● What is required
Write the records out again without change. Leave the pictures behind.

+++ The data

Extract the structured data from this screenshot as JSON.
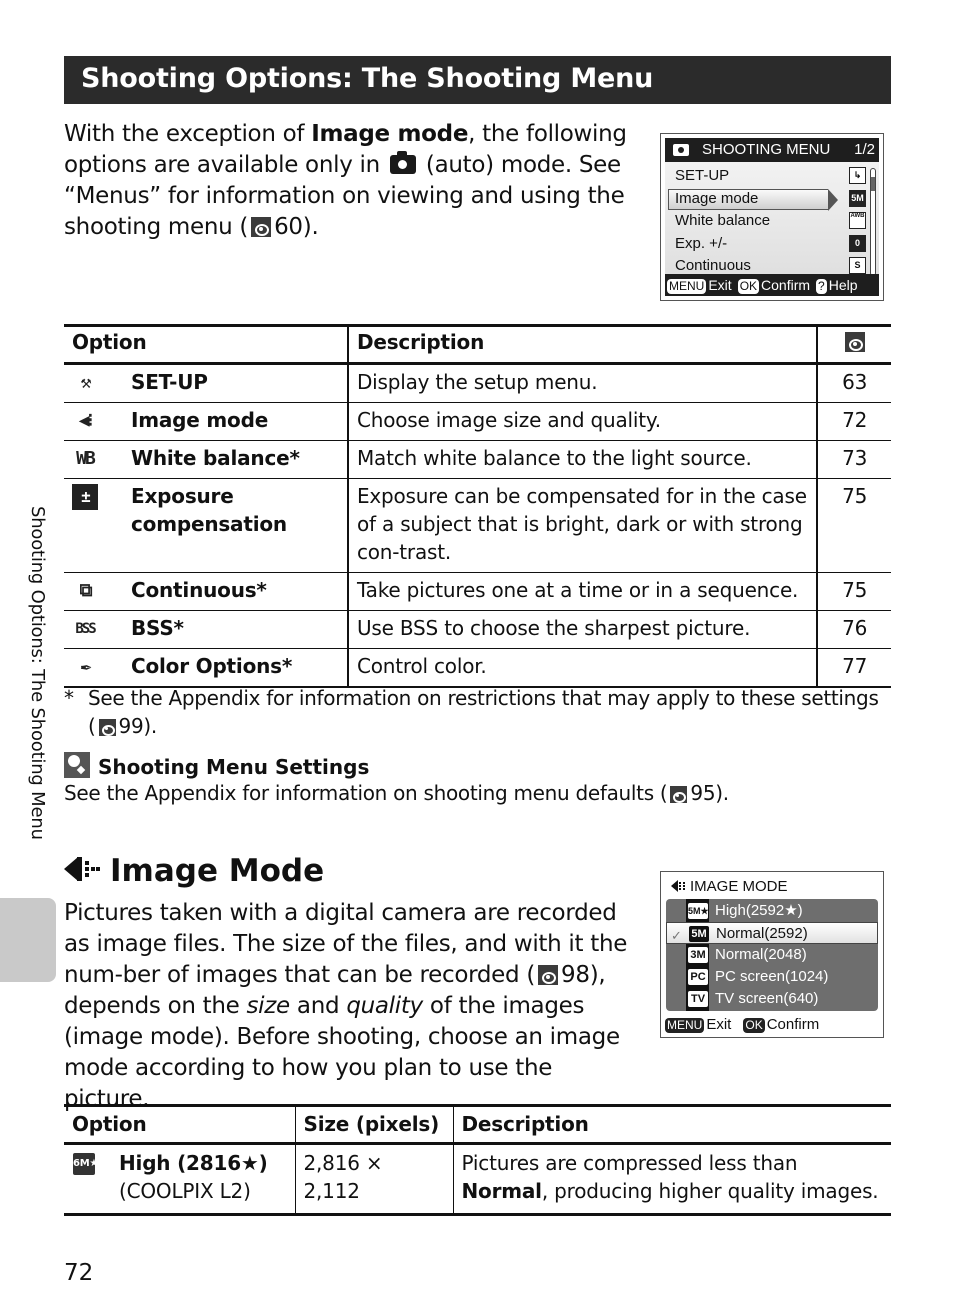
{
  "header": {
    "title": "Shooting Options: The Shooting Menu"
  },
  "intro": {
    "part1": "With the exception of ",
    "bold": "Image mode",
    "part2": ", the following options are available only in ",
    "icon": "camera-auto-icon",
    "part3": " (auto) mode. See “Menus” for information on viewing and using the shooting menu (",
    "ref_page": "60",
    "part4": ")."
  },
  "shooting_menu_screen": {
    "title": "SHOOTING MENU",
    "page": "1/2",
    "items": [
      {
        "label": "SET-UP",
        "icon": "setup-icon",
        "icon_text": "↳"
      },
      {
        "label": "Image mode",
        "icon": "5m-icon",
        "icon_text": "5M",
        "selected": true
      },
      {
        "label": "White balance",
        "icon": "awb-icon",
        "icon_text": "AWB"
      },
      {
        "label": "Exp. +/-",
        "icon": "exposure-zero-icon",
        "icon_text": "0"
      },
      {
        "label": "Continuous",
        "icon": "single-icon",
        "icon_text": "S"
      }
    ],
    "footer": {
      "menu_key": "MENU",
      "exit": "Exit",
      "ok_key": "OK",
      "confirm": "Confirm",
      "help_key": "?",
      "help": "Help"
    }
  },
  "options_table": {
    "headers": {
      "option": "Option",
      "description": "Description",
      "page_icon": "reference-icon"
    },
    "rows": [
      {
        "icon": "wrench-icon",
        "icon_text": "⚒",
        "option": "SET-UP",
        "description": "Display the setup menu.",
        "page": "63"
      },
      {
        "icon": "image-mode-icon",
        "icon_text": "◀⁝",
        "option": "Image mode",
        "description": "Choose image size and quality.",
        "page": "72"
      },
      {
        "icon": "white-balance-icon",
        "icon_text": "WB",
        "option": "White balance*",
        "description": "Match white balance to the light source.",
        "page": "73"
      },
      {
        "icon": "exposure-compensation-icon",
        "icon_text": "±",
        "option": "Exposure compensation",
        "description": "Exposure can be compensated for in the case of a subject that is bright, dark or with strong con-trast.",
        "page": "75"
      },
      {
        "icon": "continuous-icon",
        "icon_text": "⧉",
        "option": "Continuous*",
        "description": "Take pictures one at a time or in a sequence.",
        "page": "75"
      },
      {
        "icon": "bss-icon",
        "icon_text": "BSS",
        "option": "BSS*",
        "description": "Use BSS to choose the sharpest picture.",
        "page": "76"
      },
      {
        "icon": "color-options-icon",
        "icon_text": "✒",
        "option": "Color Options*",
        "description": "Control color.",
        "page": "77"
      }
    ]
  },
  "footnote": {
    "marker": "*",
    "line1": "See the Appendix for information on restrictions that may apply to these settings",
    "ref_open": "(",
    "ref_page": "99",
    "ref_close": ")."
  },
  "tip": {
    "title": "Shooting Menu Settings",
    "text_before": "See the Appendix for information on shooting menu defaults (",
    "ref_page": "95",
    "text_after": ")."
  },
  "image_mode_section": {
    "title": "Image Mode",
    "body": {
      "p1": "Pictures taken with a digital camera are recorded as image files. The size of the files, and with it the num-ber of images that can be recorded (",
      "ref_page": "98",
      "p2": "), depends on the ",
      "size_word": "size",
      "p3": " and ",
      "quality_word": "quality",
      "p4": " of the images (image mode). Before shooting, choose an image mode according to how you plan to use the picture."
    }
  },
  "image_mode_screen": {
    "title": "IMAGE MODE",
    "items": [
      {
        "badge": "5M★",
        "label": "High(2592★)"
      },
      {
        "badge": "5M",
        "label": "Normal(2592)",
        "selected": true
      },
      {
        "badge": "3M",
        "label": "Normal(2048)"
      },
      {
        "badge": "PC",
        "label": "PC screen(1024)"
      },
      {
        "badge": "TV",
        "label": "TV screen(640)"
      }
    ],
    "footer": {
      "menu_key": "MENU",
      "exit": "Exit",
      "ok_key": "OK",
      "confirm": "Confirm"
    }
  },
  "image_mode_table": {
    "headers": {
      "option": "Option",
      "size": "Size (pixels)",
      "description": "Description"
    },
    "rows": [
      {
        "icon": "6m-high-icon",
        "icon_text": "6M★",
        "option": "High (2816★)",
        "option_note": "(COOLPIX L2)",
        "size": "2,816 × 2,112",
        "desc_before": "Pictures are compressed less than ",
        "desc_bold": "Normal",
        "desc_after": ", producing higher quality images."
      }
    ]
  },
  "side_tab": {
    "text": "Shooting Options: The Shooting Menu"
  },
  "page_number": "72"
}
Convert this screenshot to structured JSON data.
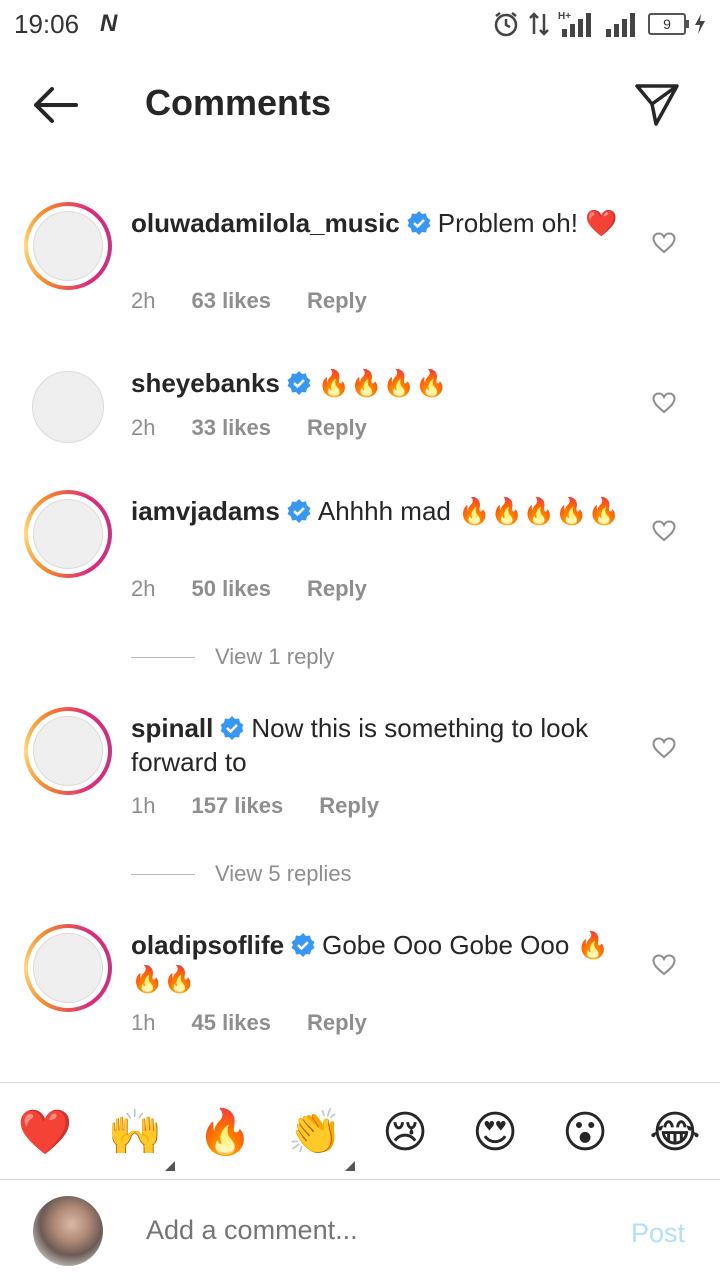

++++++

● Solution
Extract the structured data from this screenshot as JSON.
{
  "header": {
    "title": "Shooting Options: The Shooting Menu"
  },
  "intro": {
    "part1": "With the exception of ",
    "bold": "Image mode",
    "part2": ", the following options are available only in ",
    "icon": "camera-auto-icon",
    "part3": " (auto) mode. See “Menus” for information on viewing and using the shooting menu (",
    "ref_page": "60",
    "part4": ")."
  },
  "shooting_menu_screen": {
    "title": "SHOOTING MENU",
    "page": "1/2",
    "items": [
      {
        "label": "SET-UP",
        "icon": "setup-icon",
        "icon_text": "↳"
      },
      {
        "label": "Image mode",
        "icon": "5m-icon",
        "icon_text": "5M",
        "selected": true
      },
      {
        "label": "White balance",
        "icon": "awb-icon",
        "icon_text": "AWB"
      },
      {
        "label": "Exp. +/-",
        "icon": "exposure-zero-icon",
        "icon_text": "0"
      },
      {
        "label": "Continuous",
        "icon": "single-icon",
        "icon_text": "S"
      }
    ],
    "footer": {
      "menu_key": "MENU",
      "exit": "Exit",
      "ok_key": "OK",
      "confirm": "Confirm",
      "help_key": "?",
      "help": "Help"
    }
  },
  "options_table": {
    "headers": {
      "option": "Option",
      "description": "Description",
      "page_icon": "reference-icon"
    },
    "rows": [
      {
        "icon": "wrench-icon",
        "icon_text": "⚒",
        "option": "SET-UP",
        "description": "Display the setup menu.",
        "page": "63"
      },
      {
        "icon": "image-mode-icon",
        "icon_text": "◀⁝",
        "option": "Image mode",
        "description": "Choose image size and quality.",
        "page": "72"
      },
      {
        "icon": "white-balance-icon",
        "icon_text": "WB",
        "option": "White balance*",
        "description": "Match white balance to the light source.",
        "page": "73"
      },
      {
        "icon": "exposure-compensation-icon",
        "icon_text": "±",
        "option": "Exposure compensation",
        "description": "Exposure can be compensated for in the case of a subject that is bright, dark or with strong con-trast.",
        "page": "75"
      },
      {
        "icon": "continuous-icon",
        "icon_text": "⧉",
        "option": "Continuous*",
        "description": "Take pictures one at a time or in a sequence.",
        "page": "75"
      },
      {
        "icon": "bss-icon",
        "icon_text": "BSS",
        "option": "BSS*",
        "description": "Use BSS to choose the sharpest picture.",
        "page": "76"
      },
      {
        "icon": "color-options-icon",
        "icon_text": "✒",
        "option": "Color Options*",
        "description": "Control color.",
        "page": "77"
      }
    ]
  },
  "footnote": {
    "marker": "*",
    "line1": "See the Appendix for information on restrictions that may apply to these settings",
    "ref_open": "(",
    "ref_page": "99",
    "ref_close": ")."
  },
  "tip": {
    "title": "Shooting Menu Settings",
    "text_before": "See the Appendix for information on shooting menu defaults (",
    "ref_page": "95",
    "text_after": ")."
  },
  "image_mode_section": {
    "title": "Image Mode",
    "body": {
      "p1": "Pictures taken with a digital camera are recorded as image files. The size of the files, and with it the num-ber of images that can be recorded (",
      "ref_page": "98",
      "p2": "), depends on the ",
      "size_word": "size",
      "p3": " and ",
      "quality_word": "quality",
      "p4": " of the images (image mode). Before shooting, choose an image mode according to how you plan to use the picture."
    }
  },
  "image_mode_screen": {
    "title": "IMAGE MODE",
    "items": [
      {
        "badge": "5M★",
        "label": "High(2592★)"
      },
      {
        "badge": "5M",
        "label": "Normal(2592)",
        "selected": true
      },
      {
        "badge": "3M",
        "label": "Normal(2048)"
      },
      {
        "badge": "PC",
        "label": "PC screen(1024)"
      },
      {
        "badge": "TV",
        "label": "TV screen(640)"
      }
    ],
    "footer": {
      "menu_key": "MENU",
      "exit": "Exit",
      "ok_key": "OK",
      "confirm": "Confirm"
    }
  },
  "image_mode_table": {
    "headers": {
      "option": "Option",
      "size": "Size (pixels)",
      "description": "Description"
    },
    "rows": [
      {
        "icon": "6m-high-icon",
        "icon_text": "6M★",
        "option": "High (2816★)",
        "option_note": "(COOLPIX L2)",
        "size": "2,816 × 2,112",
        "desc_before": "Pictures are compressed less than ",
        "desc_bold": "Normal",
        "desc_after": ", producing higher quality images."
      }
    ]
  },
  "side_tab": {
    "text": "Shooting Options: The Shooting Menu"
  },
  "page_number": "72"
}
Convert this screenshot to structured JSON data.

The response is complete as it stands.